## TASK TO COMPLETE
Count the lines in the records below that contain the word "more", and give that figure alone.

§ §

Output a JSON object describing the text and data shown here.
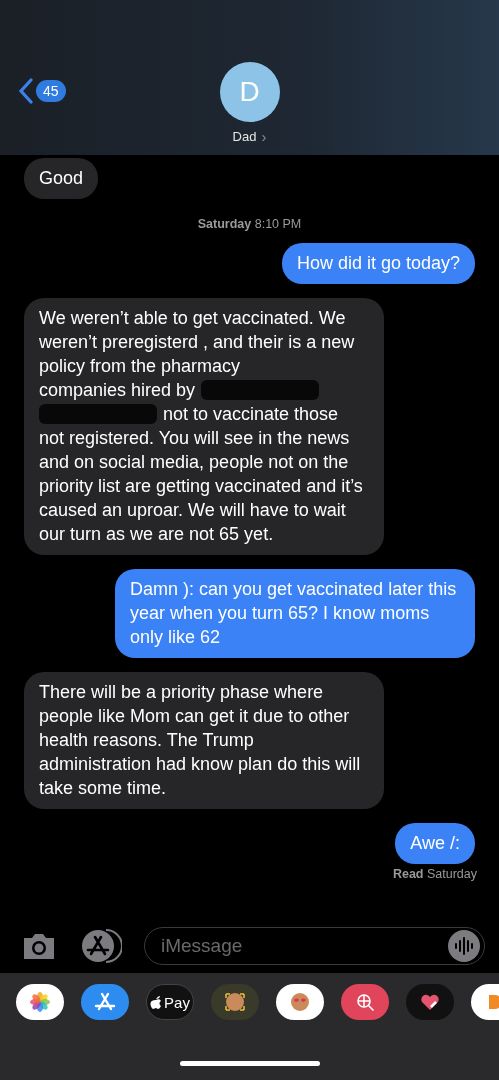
{
  "header": {
    "back_count": "45",
    "avatar_initial": "D",
    "contact_name": "Dad",
    "chevron": "›"
  },
  "messages": [
    {
      "kind": "received",
      "parts": [
        {
          "kind": "text",
          "text": "Good"
        }
      ]
    },
    {
      "kind": "timestamp",
      "day": "Saturday",
      "time": "8:10 PM"
    },
    {
      "kind": "sent",
      "parts": [
        {
          "kind": "text",
          "text": "How did it go today?"
        }
      ]
    },
    {
      "kind": "received",
      "parts": [
        {
          "kind": "text",
          "text": "We weren’t able to get vaccinated. We weren’t preregisterd , and their is a new policy from the pharmacy"
        },
        {
          "kind": "line",
          "items": [
            {
              "kind": "text",
              "text": "companies hired by"
            },
            {
              "kind": "redaction"
            }
          ]
        },
        {
          "kind": "line",
          "items": [
            {
              "kind": "redaction"
            },
            {
              "kind": "text",
              "text": "not to vaccinate those"
            }
          ]
        },
        {
          "kind": "text",
          "text": "not registered. You will see in the news and on social media, people not on the priority list are getting vaccinated and it’s caused an uproar. We will have to wait our turn as we are not 65 yet."
        }
      ]
    },
    {
      "kind": "sent",
      "parts": [
        {
          "kind": "text",
          "text": "Damn ): can you get vaccinated later this year when you turn 65? I know moms only like 62"
        }
      ]
    },
    {
      "kind": "received",
      "parts": [
        {
          "kind": "text",
          "text": "There will be a priority phase where people like Mom can get it due to other health reasons. The Trump administration had know plan do this will take some time."
        }
      ]
    },
    {
      "kind": "sent",
      "parts": [
        {
          "kind": "text",
          "text": "Awe /:"
        }
      ]
    },
    {
      "kind": "receipt",
      "status": "Read",
      "day": "Saturday"
    }
  ],
  "composer": {
    "placeholder": "iMessage"
  },
  "app_drawer": [
    {
      "kind": "photos"
    },
    {
      "kind": "appstore"
    },
    {
      "kind": "pay",
      "label": "Pay"
    },
    {
      "kind": "memoji"
    },
    {
      "kind": "stickers"
    },
    {
      "kind": "search"
    },
    {
      "kind": "heart"
    },
    {
      "kind": "partial"
    }
  ]
}
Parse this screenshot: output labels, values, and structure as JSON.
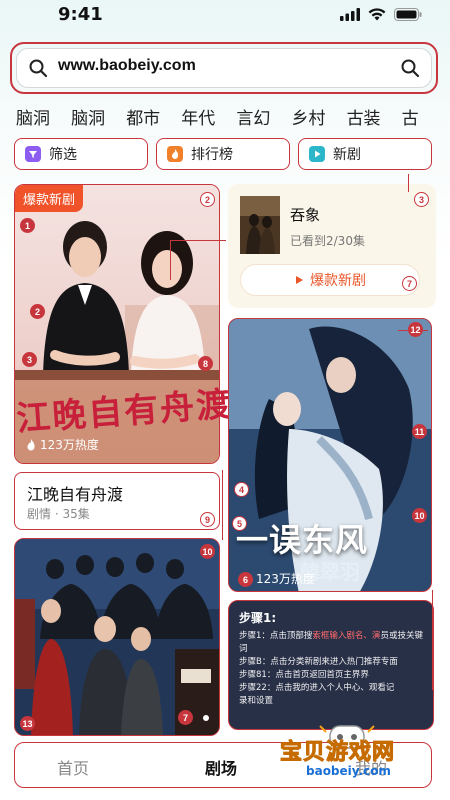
{
  "status": {
    "time": "9:41"
  },
  "search": {
    "url": "www.baobeiy.com"
  },
  "categories": [
    "脑洞",
    "脑洞",
    "都市",
    "年代",
    "言幻",
    "乡村",
    "古装",
    "古"
  ],
  "filters": [
    {
      "label": "筛选",
      "color": "#8d5cf0"
    },
    {
      "label": "排行榜",
      "color": "#f0802a"
    },
    {
      "label": "新剧",
      "color": "#2bb7c9"
    }
  ],
  "card1": {
    "badge": "爆款新剧",
    "poster_text": "江晚自有舟渡",
    "heat": "123万热度",
    "title": "江晚自有舟渡",
    "sub": "剧情 · 35集"
  },
  "watching": {
    "title": "吞象",
    "progress": "已看到2/30集",
    "button": "爆款新剧"
  },
  "card2": {
    "poster_line1": "一误东风",
    "poster_line2": "韓翠羽",
    "heat": "123万热度"
  },
  "steps": {
    "heading": "步骤1:",
    "lines": [
      {
        "prefix": "步骤1：点击顶部搜",
        "highlight": "索框输入剧名、演",
        "suffix": "员或技关键词"
      },
      {
        "prefix": "步骤B：点击分类新剧来进入热门推荐专面",
        "highlight": "",
        "suffix": ""
      },
      {
        "prefix": "步骤81：点击首页返回首页主界界",
        "highlight": "",
        "suffix": ""
      },
      {
        "prefix": "步骤22：点击我的进入个人中心、观看记",
        "highlight": "",
        "suffix": ""
      },
      {
        "prefix": "录和设置",
        "highlight": "",
        "suffix": ""
      }
    ]
  },
  "nav": {
    "home": "首页",
    "theater": "剧场",
    "mine": "我的"
  },
  "watermark": {
    "brand": "宝贝游戏网",
    "url": "baobeiy.com"
  },
  "markers": [
    "1",
    "2",
    "2",
    "3",
    "8",
    "4",
    "5",
    "9",
    "7",
    "12",
    "11",
    "10",
    "6",
    "10",
    "13",
    "7",
    "3"
  ]
}
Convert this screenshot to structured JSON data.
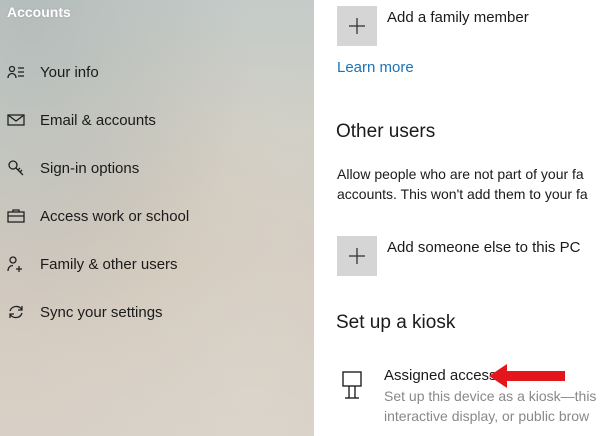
{
  "sidebar": {
    "title": "Accounts",
    "items": [
      {
        "label": "Your info",
        "icon": "person-list-icon"
      },
      {
        "label": "Email & accounts",
        "icon": "mail-icon"
      },
      {
        "label": "Sign-in options",
        "icon": "key-icon"
      },
      {
        "label": "Access work or school",
        "icon": "briefcase-icon"
      },
      {
        "label": "Family & other users",
        "icon": "people-add-icon"
      },
      {
        "label": "Sync your settings",
        "icon": "sync-icon"
      }
    ]
  },
  "main": {
    "add_family_label": "Add a family member",
    "learn_more": "Learn more",
    "other_users_title": "Other users",
    "other_users_desc_line1": "Allow people who are not part of your fa",
    "other_users_desc_line2": "accounts. This won't add them to your fa",
    "add_someone_label": "Add someone else to this PC",
    "kiosk_title": "Set up a kiosk",
    "assigned_access_title": "Assigned access",
    "assigned_access_desc_line1": "Set up this device as a kiosk—this",
    "assigned_access_desc_line2": "interactive display, or public brow"
  },
  "colors": {
    "link": "#1a73b8",
    "annotation_arrow": "#e3161b",
    "tile_bg": "#d5d5d5"
  }
}
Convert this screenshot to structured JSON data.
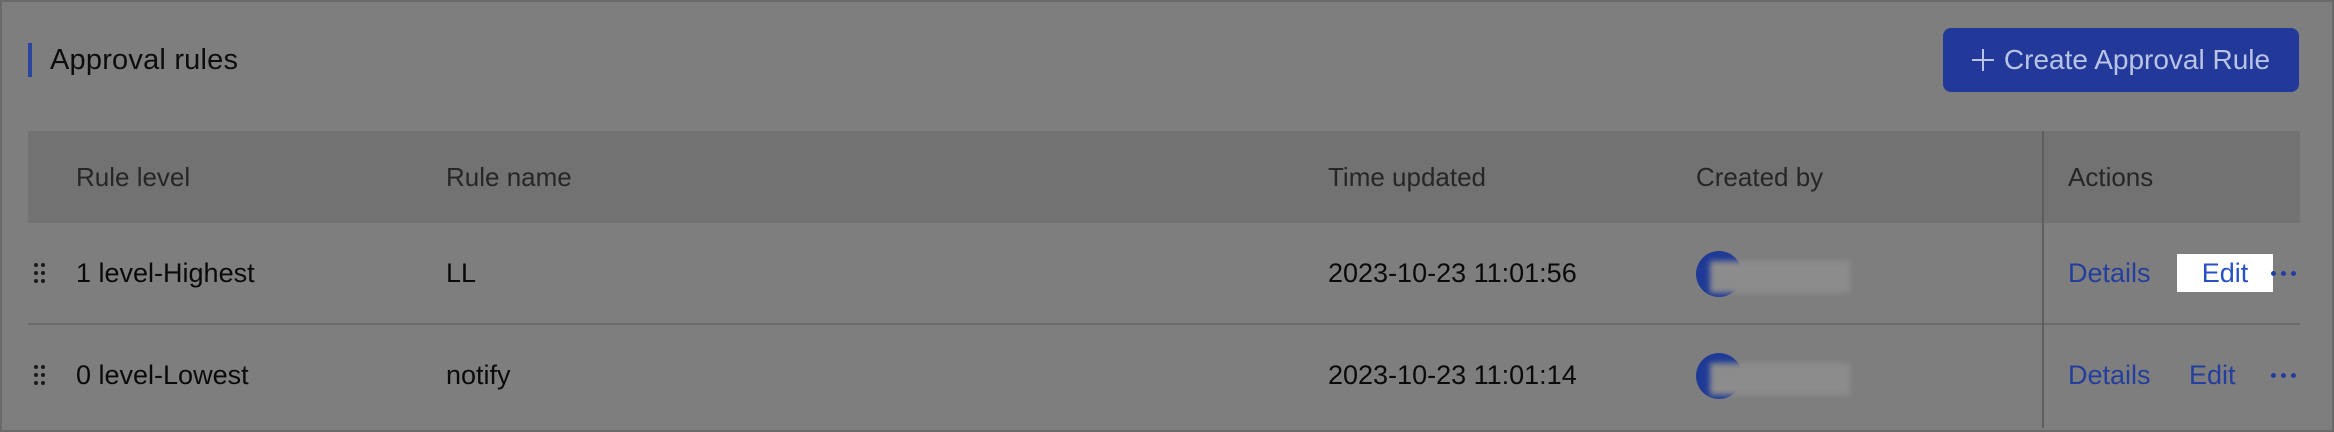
{
  "section": {
    "title": "Approval rules"
  },
  "toolbar": {
    "create_label": "Create Approval Rule"
  },
  "table": {
    "headers": {
      "rule_level": "Rule level",
      "rule_name": "Rule name",
      "time_updated": "Time updated",
      "created_by": "Created by",
      "actions": "Actions"
    },
    "rows": [
      {
        "rule_level": "1 level-Highest",
        "rule_name": "LL",
        "time_updated": "2023-10-23 11:01:56",
        "details_label": "Details",
        "edit_label": "Edit"
      },
      {
        "rule_level": "0 level-Lowest",
        "rule_name": "notify",
        "time_updated": "2023-10-23 11:01:14",
        "details_label": "Details",
        "edit_label": "Edit"
      }
    ]
  },
  "colors": {
    "accent": "#22399a",
    "link": "#233e9e",
    "highlight": "#ffffff"
  },
  "icons": {
    "create": "plus-icon",
    "drag": "drag-handle-icon",
    "more": "more-horizontal-icon"
  }
}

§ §

## SOLUTION FOR THIS PROBLEM
2